It plays a role in energy metabolism, muscle contraction, and nerve impulses. It is also one of the major minerals represented in bone.

Where does Magnesium come from?

Magnesium is present in most hays and grains.

How much does a 1,100-pound horse need?

A 1,100 pound horse will need 7.5g to 12g per day. 

When does a horse need more?

Magnesium is commonly used as a calming supplement, with the belief that a subtle deficiency of this mineral could cause nerve excitation, and that extra magnesium helps relax muscles.



Maintains electrical balance across cell membranes and plays an important role in muscle contraction and nerve impulses.

Where does Potassium come from?

Potassium is found in relatively high amounts in most hays.

How much does a 1,100-pound horse need?

A 1,100 pound horse will need 25g to 32g per day.

When does a horse need more?

Potassium is lost in sweat. A hard-working horse might require supplementation along with other electrolytes, particularly if working when or where the temperatures are high. *For horses with the genetic muscle disease known as HYPP care should be taken to minimize potassium in the diet.



Plays a role in bone and joint development. Copper is also involved in formation of hemoglobin, the molecule that carries oxygen in your horse's bloodstream. Without enough copper a horse may become anemic.
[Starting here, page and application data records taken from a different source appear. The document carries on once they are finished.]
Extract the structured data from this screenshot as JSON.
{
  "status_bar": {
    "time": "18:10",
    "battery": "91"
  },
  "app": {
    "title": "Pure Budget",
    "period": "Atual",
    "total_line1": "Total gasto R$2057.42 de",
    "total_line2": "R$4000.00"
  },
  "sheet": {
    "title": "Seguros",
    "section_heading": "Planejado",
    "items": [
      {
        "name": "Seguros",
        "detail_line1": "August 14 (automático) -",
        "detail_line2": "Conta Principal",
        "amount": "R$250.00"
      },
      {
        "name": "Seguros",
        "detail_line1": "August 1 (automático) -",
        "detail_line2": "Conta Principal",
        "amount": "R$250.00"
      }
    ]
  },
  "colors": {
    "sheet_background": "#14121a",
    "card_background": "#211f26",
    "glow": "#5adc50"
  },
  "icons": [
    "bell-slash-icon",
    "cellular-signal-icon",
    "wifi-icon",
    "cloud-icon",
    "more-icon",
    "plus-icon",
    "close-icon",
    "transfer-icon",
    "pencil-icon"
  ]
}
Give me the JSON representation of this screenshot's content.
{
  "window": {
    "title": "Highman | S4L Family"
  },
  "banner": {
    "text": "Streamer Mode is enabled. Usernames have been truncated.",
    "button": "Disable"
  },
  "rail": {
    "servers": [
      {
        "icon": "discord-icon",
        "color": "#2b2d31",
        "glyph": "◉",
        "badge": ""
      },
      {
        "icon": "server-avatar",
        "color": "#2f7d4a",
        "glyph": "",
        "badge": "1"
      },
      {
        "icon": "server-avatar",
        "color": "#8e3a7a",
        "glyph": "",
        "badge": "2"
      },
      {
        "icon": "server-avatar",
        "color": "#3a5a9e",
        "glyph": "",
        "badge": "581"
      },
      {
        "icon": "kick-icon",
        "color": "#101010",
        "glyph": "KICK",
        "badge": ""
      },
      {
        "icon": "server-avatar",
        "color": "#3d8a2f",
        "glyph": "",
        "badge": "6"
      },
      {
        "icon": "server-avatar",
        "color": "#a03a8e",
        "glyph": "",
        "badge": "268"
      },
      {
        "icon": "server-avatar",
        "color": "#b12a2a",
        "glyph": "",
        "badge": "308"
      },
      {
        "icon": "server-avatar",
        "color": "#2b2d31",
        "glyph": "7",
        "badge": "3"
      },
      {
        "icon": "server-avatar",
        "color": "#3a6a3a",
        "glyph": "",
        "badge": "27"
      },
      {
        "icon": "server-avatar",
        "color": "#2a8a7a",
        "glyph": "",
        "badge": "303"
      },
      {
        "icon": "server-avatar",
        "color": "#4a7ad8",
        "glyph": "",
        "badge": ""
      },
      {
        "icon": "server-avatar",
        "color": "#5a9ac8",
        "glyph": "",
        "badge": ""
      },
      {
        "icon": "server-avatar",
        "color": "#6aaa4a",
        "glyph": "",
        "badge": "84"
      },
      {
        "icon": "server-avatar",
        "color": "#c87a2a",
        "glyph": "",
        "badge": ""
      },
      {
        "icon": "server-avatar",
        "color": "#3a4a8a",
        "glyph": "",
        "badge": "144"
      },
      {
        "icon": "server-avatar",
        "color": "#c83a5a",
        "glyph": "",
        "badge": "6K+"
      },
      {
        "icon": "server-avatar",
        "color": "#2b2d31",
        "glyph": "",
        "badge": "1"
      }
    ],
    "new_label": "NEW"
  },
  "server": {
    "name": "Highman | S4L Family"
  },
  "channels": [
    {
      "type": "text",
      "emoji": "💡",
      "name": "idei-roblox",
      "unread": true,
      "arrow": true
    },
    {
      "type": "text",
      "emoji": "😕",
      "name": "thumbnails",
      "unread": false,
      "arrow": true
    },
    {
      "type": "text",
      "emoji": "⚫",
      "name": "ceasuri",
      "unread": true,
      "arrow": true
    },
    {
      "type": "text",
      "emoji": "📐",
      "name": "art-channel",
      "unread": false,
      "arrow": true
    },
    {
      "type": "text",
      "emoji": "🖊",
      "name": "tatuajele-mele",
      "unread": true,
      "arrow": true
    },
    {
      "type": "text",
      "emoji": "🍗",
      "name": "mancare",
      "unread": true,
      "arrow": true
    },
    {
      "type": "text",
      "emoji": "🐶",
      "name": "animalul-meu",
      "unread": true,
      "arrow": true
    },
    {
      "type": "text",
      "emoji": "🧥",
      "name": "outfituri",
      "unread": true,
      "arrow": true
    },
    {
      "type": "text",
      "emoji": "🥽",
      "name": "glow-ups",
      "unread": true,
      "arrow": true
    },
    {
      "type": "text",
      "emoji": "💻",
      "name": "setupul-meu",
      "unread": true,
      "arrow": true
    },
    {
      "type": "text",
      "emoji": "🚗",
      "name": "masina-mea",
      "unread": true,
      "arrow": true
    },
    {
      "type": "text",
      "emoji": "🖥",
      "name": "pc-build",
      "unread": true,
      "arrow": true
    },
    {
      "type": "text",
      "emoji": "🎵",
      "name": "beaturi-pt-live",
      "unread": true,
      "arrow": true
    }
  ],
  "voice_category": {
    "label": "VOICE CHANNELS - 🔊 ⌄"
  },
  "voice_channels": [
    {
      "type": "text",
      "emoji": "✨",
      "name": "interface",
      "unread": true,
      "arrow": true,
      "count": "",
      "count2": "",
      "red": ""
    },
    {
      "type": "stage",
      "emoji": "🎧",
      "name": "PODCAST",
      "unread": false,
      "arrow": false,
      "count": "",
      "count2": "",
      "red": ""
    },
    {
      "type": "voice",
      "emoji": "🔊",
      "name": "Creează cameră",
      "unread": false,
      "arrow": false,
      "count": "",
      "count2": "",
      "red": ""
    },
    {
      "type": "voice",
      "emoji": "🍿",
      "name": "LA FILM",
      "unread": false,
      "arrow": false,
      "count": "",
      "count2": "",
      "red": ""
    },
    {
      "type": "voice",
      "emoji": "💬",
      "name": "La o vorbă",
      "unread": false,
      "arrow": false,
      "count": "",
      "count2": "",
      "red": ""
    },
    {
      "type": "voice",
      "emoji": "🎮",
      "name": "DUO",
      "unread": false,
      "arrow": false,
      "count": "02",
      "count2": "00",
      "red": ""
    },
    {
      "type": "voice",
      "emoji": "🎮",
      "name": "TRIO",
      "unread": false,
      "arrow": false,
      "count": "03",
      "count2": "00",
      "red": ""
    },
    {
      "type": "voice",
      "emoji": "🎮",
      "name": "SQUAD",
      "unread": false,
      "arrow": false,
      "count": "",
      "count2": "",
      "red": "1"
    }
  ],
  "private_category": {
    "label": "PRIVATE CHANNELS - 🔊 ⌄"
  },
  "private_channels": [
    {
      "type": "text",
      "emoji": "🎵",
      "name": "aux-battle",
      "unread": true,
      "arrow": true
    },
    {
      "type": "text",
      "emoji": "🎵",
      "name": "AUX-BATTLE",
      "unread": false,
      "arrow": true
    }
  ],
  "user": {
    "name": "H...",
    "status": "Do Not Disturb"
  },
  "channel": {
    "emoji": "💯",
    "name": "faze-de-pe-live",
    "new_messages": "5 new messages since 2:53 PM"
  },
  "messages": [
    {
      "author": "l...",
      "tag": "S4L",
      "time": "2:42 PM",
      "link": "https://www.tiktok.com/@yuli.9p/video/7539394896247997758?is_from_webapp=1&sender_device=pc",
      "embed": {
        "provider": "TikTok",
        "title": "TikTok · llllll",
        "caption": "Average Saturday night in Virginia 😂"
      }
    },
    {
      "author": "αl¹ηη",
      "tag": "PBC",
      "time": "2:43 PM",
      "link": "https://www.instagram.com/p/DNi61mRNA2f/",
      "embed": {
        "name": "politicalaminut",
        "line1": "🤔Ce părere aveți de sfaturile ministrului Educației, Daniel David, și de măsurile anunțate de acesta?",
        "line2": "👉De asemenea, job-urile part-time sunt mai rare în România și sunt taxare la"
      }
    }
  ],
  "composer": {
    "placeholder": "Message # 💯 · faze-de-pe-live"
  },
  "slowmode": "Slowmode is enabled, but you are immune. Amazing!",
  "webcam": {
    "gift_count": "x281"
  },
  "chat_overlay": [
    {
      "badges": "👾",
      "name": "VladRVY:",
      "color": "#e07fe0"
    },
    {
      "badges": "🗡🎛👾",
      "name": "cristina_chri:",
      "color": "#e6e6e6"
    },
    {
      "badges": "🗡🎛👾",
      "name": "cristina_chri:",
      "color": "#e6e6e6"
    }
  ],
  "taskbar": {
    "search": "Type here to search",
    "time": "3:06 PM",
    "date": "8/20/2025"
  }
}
Where does Copper come from?

Copper can be found in most hays, beet pulp, chia, and flax seed. Molasses is a very good source of copper and is commonly used in commercial concentrate rations.

How much does a 1,100-pound horse need?

A 1,100 pound horse will need 0.1g to 0.12g per day.

When does a horse need more?

Molybdenum and zinc may interfere with copper metabolism, and excessive iron can interfere with copper absorption. If these minerals are known to be present in high amounts, extra copper might be advised. This can be especially important for growing youngsters, because of the role copper plays in bone and joint development. If your horse's coat gets sun bleached and turns orange in the summer, it's possible he's lacking copper in his diet. 



Assists a wide range of enzymes with their functions. It is also involved in immunity, wound healing and can play a role in reproductive function.

Where does Zinc come from?

Most pastures, hays, and grains contain zinc in adequate levels.

How much does a 1,100-pound horse need?

A 1,100 pound horse will need 0g to 0.5g per day.

When does a horse need more?

Iron can interfere with zinc absorption so if your horse is exposed to excess iron, additional zinc may be required in his diet. As with copper, a lack of zinc may contribute to your horse's coat turning orange in the sun.



It is important for many different cell mechanisms. Most important are its roles in muscle and nerve function. Selenium is essential for proper metabolism of vitamin E.

How much does a 1,100-pound horse need?

A 1,100 pound horse will need 3mg per day. Where does Selenium come from: Selenium is found in the soil and in hay grown on that soil. Some areas of the country have large amounts of selenium in the soil, while others are deficient. When does a horse need more? Some areas of the country (Pacific Northwest, the Great Lakes, and the eastern seaboard) are selenium-deficient so selenium supplementation is required. Of all the minerals, the range between deficiency and toxicity of selenium is fairly narrow so this mineral should be considered carefully. A simple blood test can tell you whether your horse has adequate selenium in his diet, and can help guide proper supplementation. When in doubt, seek the advice of an equine nutritionist.     

~ From the desk of Mary Hartman, CEO and Founder

*This is a personal blog. Any information herein is not to be construed as medical advice.